In The Box The T2 Plus goes back to Tin’s roots when it comes to packaging. The neat white box with minimal branding in gold foil lettering looks classy and simple, and feels like TinHiFi of old. Inside is a neat blue box with gold accents. Sure, it’s not the unique book-like case you got with the T2 and a couple other models, but it still evokes the same upscale feelings that belay the low price tag. Lifting off the lid you find the T2 Plus’ shapely ear pieces nestled in a insert. The main body of the insert is foam with a cardboard backing and pleather upper surface. While it looks nice, the pleather material doesn’t adhere to the foam particularly well and peels up while removing the earphones, or just naturally around the edges. Not something 99% of buyers would care about, so let’s move on. Lifting out the foam insert you find the accessories individually stored in high quality, Tin branded Ziplock baggies. In all you get:
- T2 Plus earphones
- MMCX 4-core silver-plated 22 AWG copper cable with inner Kevlar braiding
- Single flangle silicone tips (2x s/m/l)
- Medium foam tips
- Velcro cable tie
Overall a very nice unboxing experience. While normally I’d level light criticism at the duplicate tips (because variety is always nice), the included tips are of good quality, fit well, and you’re getting two of each. They didn’t have to do that, especially not when the majority of the competition only provides a single suite of generic tips and that’s it. There is one big omission though; no carrying case. They started including them with the P1 and the T4. At the very least include a simple carrying bag, TinHiFi. Your earphones are too nice to just shove into a pocket, unprotected.
Final Thoughts The legend continues. The T2 Plus is yet another outstanding entry in TinHiFi’s lineup. While it doesn’t stray from what the T4 did before it, it does so at half the price and with arguably better ergonomics, further solidifying my impression of TinHiFi as one of the most reliable and consistent brands on the market. That is of course, pending you enjoy their house sound. And not every release is sunshine and rainbows as we will find out in my next TinHiFi review…
Regardless, the neutral-bright signature Tin is known for, and found once again in the T2 Plus, may lack the robust bass you are used to if coming from your average v-shaped, mainstream tuned product. If seeking a different experience, one that is more traditionally considered “hi-fi”, you will be rewarded with an open stage, plenty of detail, stellar vocals, and a mature bass tuning.

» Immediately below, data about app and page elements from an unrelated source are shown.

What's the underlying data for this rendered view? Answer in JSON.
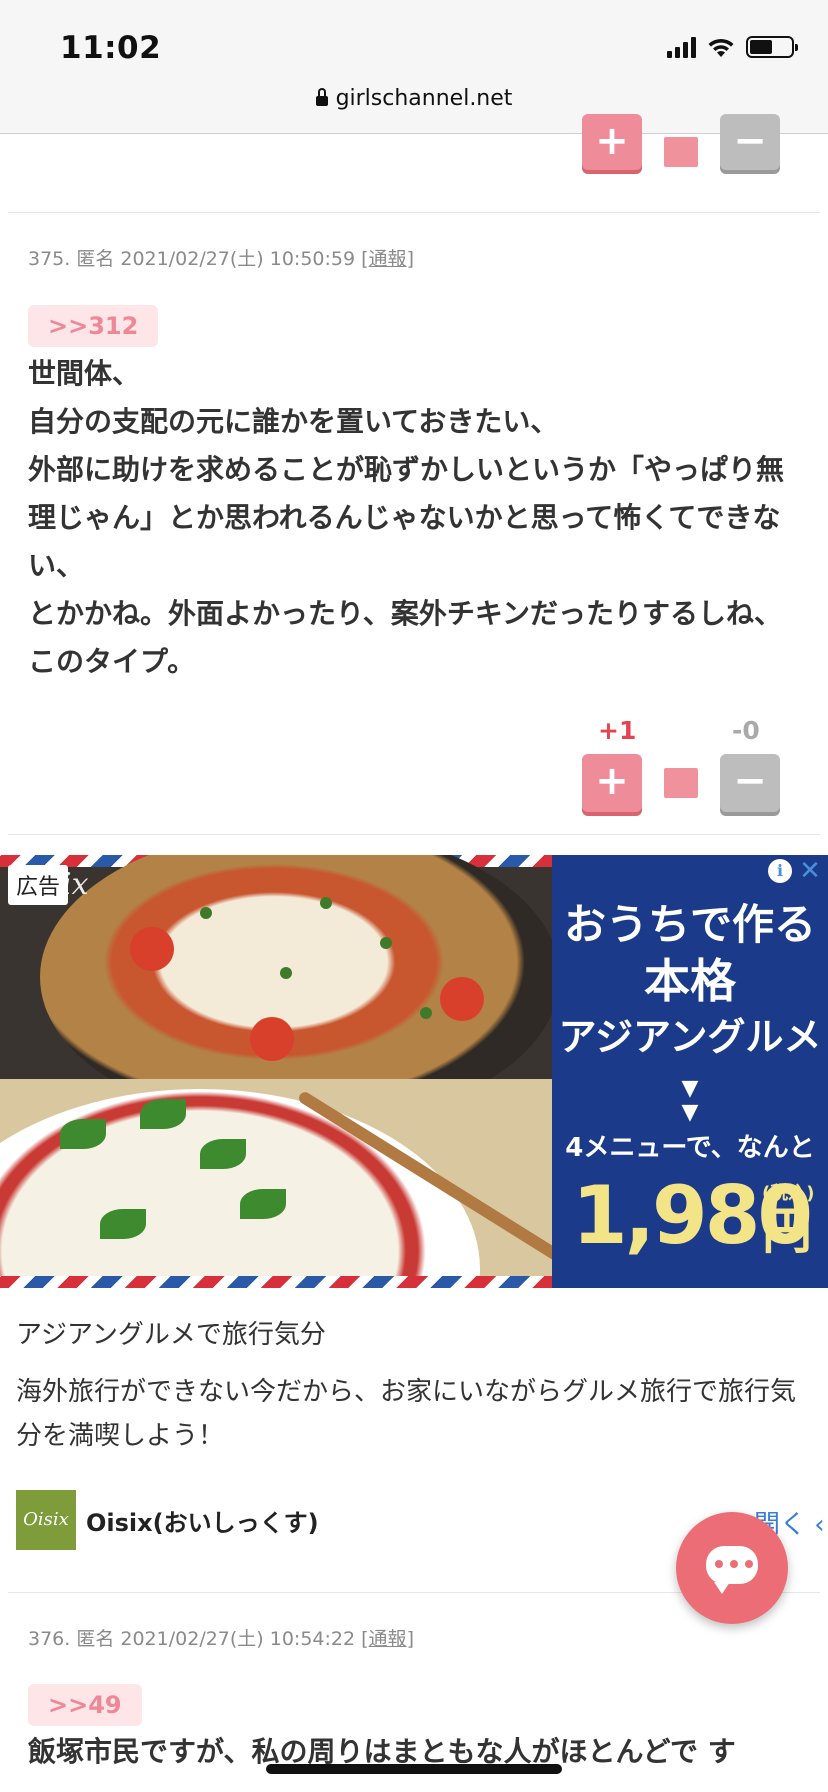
{
  "status_bar": {
    "time": "11:02"
  },
  "browser": {
    "url": "girlschannel.net"
  },
  "vote": {
    "plus": "+",
    "minus": "−"
  },
  "comment_375": {
    "meta": "375. 匿名 2021/02/27(土) 10:50:59 [",
    "report": "通報",
    "meta_end": "]",
    "anchor": ">>312",
    "body": "世間体、\n自分の支配の元に誰かを置いておきたい、\n外部に助けを求めることが恥ずかしいというか「やっぱり無理じゃん」とか思われるんじゃないかと思って怖くてできない、\nとかかね。外面よかったり、案外チキンだったりするしね、このタイプ。",
    "plus_count": "+1",
    "minus_count": "-0"
  },
  "ad": {
    "label": "広告",
    "brand_overlay": "ix",
    "info_icon": "i",
    "close_icon": "✕",
    "panel_line1": "おうちで作る",
    "panel_line2": "本格",
    "panel_line3": "アジアングルメ",
    "panel_arrow": "⌄\n⌄",
    "panel_line4": "4メニューで、なんと",
    "price": "1,980",
    "tax": "(税込)",
    "yen": "円",
    "title": "アジアングルメで旅行気分",
    "description": "海外旅行ができない今だから、お家にいながらグルメ旅行で旅行気分を満喫しよう！",
    "logo_text": "Oisix",
    "brand_name": "Oisix(おいしっくす)",
    "open_label": "開く"
  },
  "comment_376": {
    "meta": "376. 匿名 2021/02/27(土) 10:54:22 [",
    "report": "通報",
    "meta_end": "]",
    "anchor": ">>49",
    "body": "飯塚市民ですが、私の周りはまともな人がほとんどで す"
  },
  "colors": {
    "vote_plus": "#ef8c99",
    "vote_minus": "#bdbdbd",
    "anchor_bg": "#fde5e8",
    "ad_panel": "#1c3a8a",
    "price": "#f3e487",
    "fab": "#ec6d76"
  }
}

If shopping around for a new earphone under 100 USD, you’d be hard-pressed to find something that bests the T2 Plus.
Thanks for reading!
Disclaimer A big thanks to Lillian with Linsoul for arranging a sample of the T2 Plus and for sending it for review. The thoughts within this review are my subjective impressions based on time spent listening to the T2 Plus. They do not represent Linsoul, TinHiFi, or any other entity. At the time of writing the T2 Plus was retailing for 59.99 USD, but on sale for 49.99 USD: https://www.linsoul.com/products/tinhifi-t2-plus

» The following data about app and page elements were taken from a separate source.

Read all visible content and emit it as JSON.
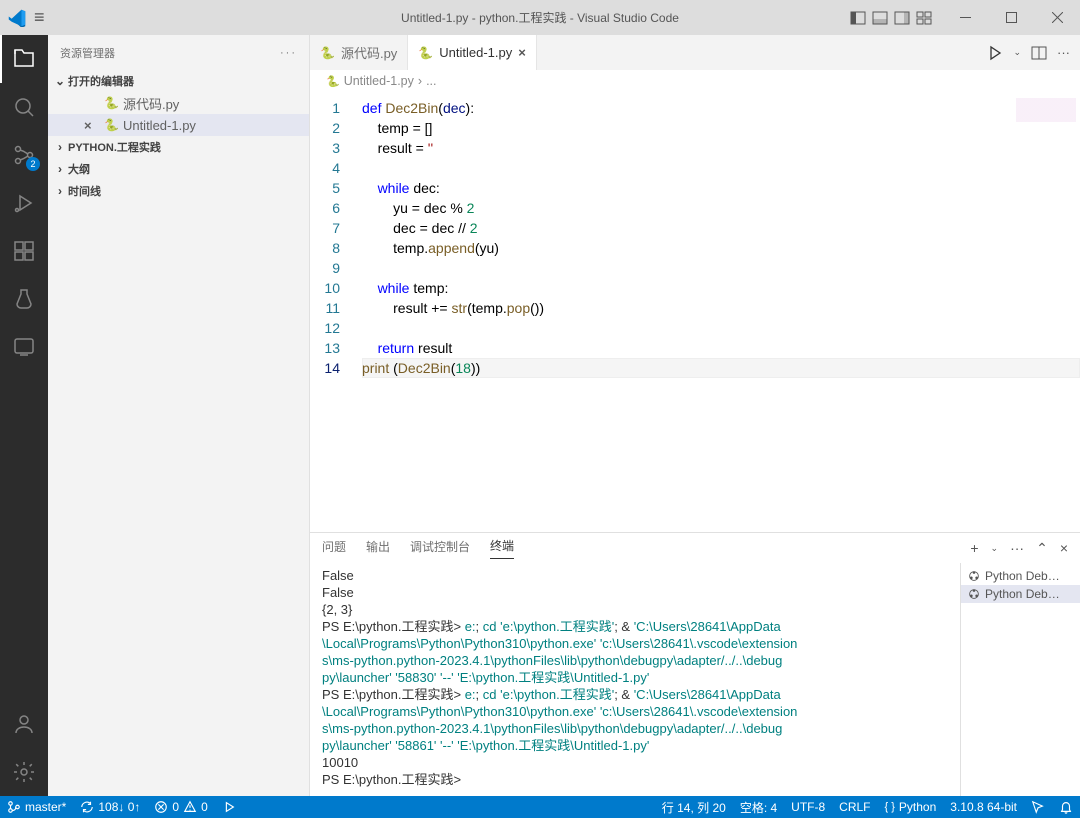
{
  "titlebar": {
    "title": "Untitled-1.py - python.工程实践 - Visual Studio Code"
  },
  "activitybar": {
    "badge_scm": "2"
  },
  "sidebar": {
    "title": "资源管理器",
    "sections": {
      "open_editors": "打开的编辑器",
      "project": "PYTHON.工程实践",
      "outline": "大纲",
      "timeline": "时间线"
    },
    "open_items": [
      {
        "name": "源代码.py"
      },
      {
        "name": "Untitled-1.py"
      }
    ]
  },
  "tabs": [
    {
      "label": "源代码.py"
    },
    {
      "label": "Untitled-1.py"
    }
  ],
  "breadcrumb": {
    "file": "Untitled-1.py",
    "sep": "›",
    "rest": "..."
  },
  "code": {
    "lines": [
      {
        "n": "1",
        "tokens": [
          {
            "t": "def ",
            "c": "kw"
          },
          {
            "t": "Dec2Bin",
            "c": "fn"
          },
          {
            "t": "(",
            "c": "op"
          },
          {
            "t": "dec",
            "c": "prm"
          },
          {
            "t": "):",
            "c": "op"
          }
        ]
      },
      {
        "n": "2",
        "indent": 1,
        "tokens": [
          {
            "t": "temp = []",
            "c": "op"
          }
        ]
      },
      {
        "n": "3",
        "indent": 1,
        "tokens": [
          {
            "t": "result = ",
            "c": "op"
          },
          {
            "t": "''",
            "c": "str"
          }
        ]
      },
      {
        "n": "4",
        "indent": 0,
        "tokens": []
      },
      {
        "n": "5",
        "indent": 1,
        "tokens": [
          {
            "t": "while ",
            "c": "kw"
          },
          {
            "t": "dec:",
            "c": "op"
          }
        ]
      },
      {
        "n": "6",
        "indent": 2,
        "tokens": [
          {
            "t": "yu = dec % ",
            "c": "op"
          },
          {
            "t": "2",
            "c": "num"
          }
        ]
      },
      {
        "n": "7",
        "indent": 2,
        "tokens": [
          {
            "t": "dec = dec // ",
            "c": "op"
          },
          {
            "t": "2",
            "c": "num"
          }
        ]
      },
      {
        "n": "8",
        "indent": 2,
        "tokens": [
          {
            "t": "temp.",
            "c": "op"
          },
          {
            "t": "append",
            "c": "fn"
          },
          {
            "t": "(yu)",
            "c": "op"
          }
        ]
      },
      {
        "n": "9",
        "indent": 0,
        "tokens": []
      },
      {
        "n": "10",
        "indent": 1,
        "tokens": [
          {
            "t": "while ",
            "c": "kw"
          },
          {
            "t": "temp:",
            "c": "op"
          }
        ]
      },
      {
        "n": "11",
        "indent": 2,
        "tokens": [
          {
            "t": "result += ",
            "c": "op"
          },
          {
            "t": "str",
            "c": "fn"
          },
          {
            "t": "(temp.",
            "c": "op"
          },
          {
            "t": "pop",
            "c": "fn"
          },
          {
            "t": "())",
            "c": "op"
          }
        ]
      },
      {
        "n": "12",
        "indent": 0,
        "tokens": []
      },
      {
        "n": "13",
        "indent": 1,
        "tokens": [
          {
            "t": "return ",
            "c": "kw"
          },
          {
            "t": "result",
            "c": "op"
          }
        ]
      },
      {
        "n": "14",
        "indent": 0,
        "cur": true,
        "tokens": [
          {
            "t": "print",
            "c": "fn"
          },
          {
            "t": " (",
            "c": "op"
          },
          {
            "t": "Dec2Bin",
            "c": "fn"
          },
          {
            "t": "(",
            "c": "op"
          },
          {
            "t": "18",
            "c": "num"
          },
          {
            "t": "))",
            "c": "op"
          }
        ]
      }
    ]
  },
  "panel": {
    "tabs": {
      "problems": "问题",
      "output": "输出",
      "debug": "调试控制台",
      "terminal": "终端"
    },
    "side_items": [
      "Python Deb…",
      "Python Deb…"
    ],
    "terminal_lines": [
      {
        "segs": [
          {
            "t": "False"
          }
        ]
      },
      {
        "segs": [
          {
            "t": "False"
          }
        ]
      },
      {
        "segs": [
          {
            "t": "{2, 3}"
          }
        ]
      },
      {
        "segs": [
          {
            "t": "PS E:\\python.工程实践> ",
            "c": "prompt"
          },
          {
            "t": "e:",
            "c": "teal"
          },
          {
            "t": "; "
          },
          {
            "t": "cd 'e:\\python.工程实践'",
            "c": "teal"
          },
          {
            "t": "; & "
          },
          {
            "t": "'C:\\Users\\28641\\AppData",
            "c": "teal"
          }
        ]
      },
      {
        "segs": [
          {
            "t": "\\Local\\Programs\\Python\\Python310\\python.exe' 'c:\\Users\\28641\\.vscode\\extension",
            "c": "teal"
          }
        ]
      },
      {
        "segs": [
          {
            "t": "s\\ms-python.python-2023.4.1\\pythonFiles\\lib\\python\\debugpy\\adapter/../..\\debug",
            "c": "teal"
          }
        ]
      },
      {
        "segs": [
          {
            "t": "py\\launcher' '58830' '--' 'E:\\python.工程实践\\Untitled-1.py'",
            "c": "teal"
          }
        ]
      },
      {
        "segs": [
          {
            "t": "PS E:\\python.工程实践> ",
            "c": "prompt"
          },
          {
            "t": "e:",
            "c": "teal"
          },
          {
            "t": "; "
          },
          {
            "t": "cd 'e:\\python.工程实践'",
            "c": "teal"
          },
          {
            "t": "; & "
          },
          {
            "t": "'C:\\Users\\28641\\AppData",
            "c": "teal"
          }
        ]
      },
      {
        "segs": [
          {
            "t": "\\Local\\Programs\\Python\\Python310\\python.exe' 'c:\\Users\\28641\\.vscode\\extension",
            "c": "teal"
          }
        ]
      },
      {
        "segs": [
          {
            "t": "s\\ms-python.python-2023.4.1\\pythonFiles\\lib\\python\\debugpy\\adapter/../..\\debug",
            "c": "teal"
          }
        ]
      },
      {
        "segs": [
          {
            "t": "py\\launcher' '58861' '--' 'E:\\python.工程实践\\Untitled-1.py'",
            "c": "teal"
          }
        ]
      },
      {
        "segs": [
          {
            "t": "10010"
          }
        ]
      },
      {
        "segs": [
          {
            "t": "PS E:\\python.工程实践>",
            "c": "prompt"
          }
        ]
      }
    ]
  },
  "statusbar": {
    "branch": "master*",
    "sync": "108↓ 0↑",
    "errors": "0",
    "warnings": "0",
    "cursor": "行 14, 列 20",
    "spaces": "空格: 4",
    "encoding": "UTF-8",
    "eol": "CRLF",
    "lang": "Python",
    "version": "3.10.8 64-bit"
  }
}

- Driver: 10mm NanoPure nickel-zinc alloy plated dynamic driver
- Impedance: 32Ω ±15%
- Sensitivity: 104 ±3dB @1kHz 0.126v
- Frequency Response: 10Hz-20KHz
- Max Distortion: 1% @1kHz, 0.126v
Gear Used For Testing LG Q70, Earstudio HUD100, Earmen TR-Amp, Asus FX53V, TEAC HA-501
Some Test Tunes
Supertramp – Crime of the Century
Slipknot – Vol 3 (The Subliminal Verses)
Daft Punk – Random Access Memories
Aesop Rock – The Impossible Kid
King Crimson – Lark’s Tongues in Aspic
King Crimson – Starless and Bible Black
Infected Mushroom – Legend of the Black Shawarma
The Prodigy – The Day is My Enemy
Steely Dan – The Royal Scam
Porcupine Tree – Stupid Dreams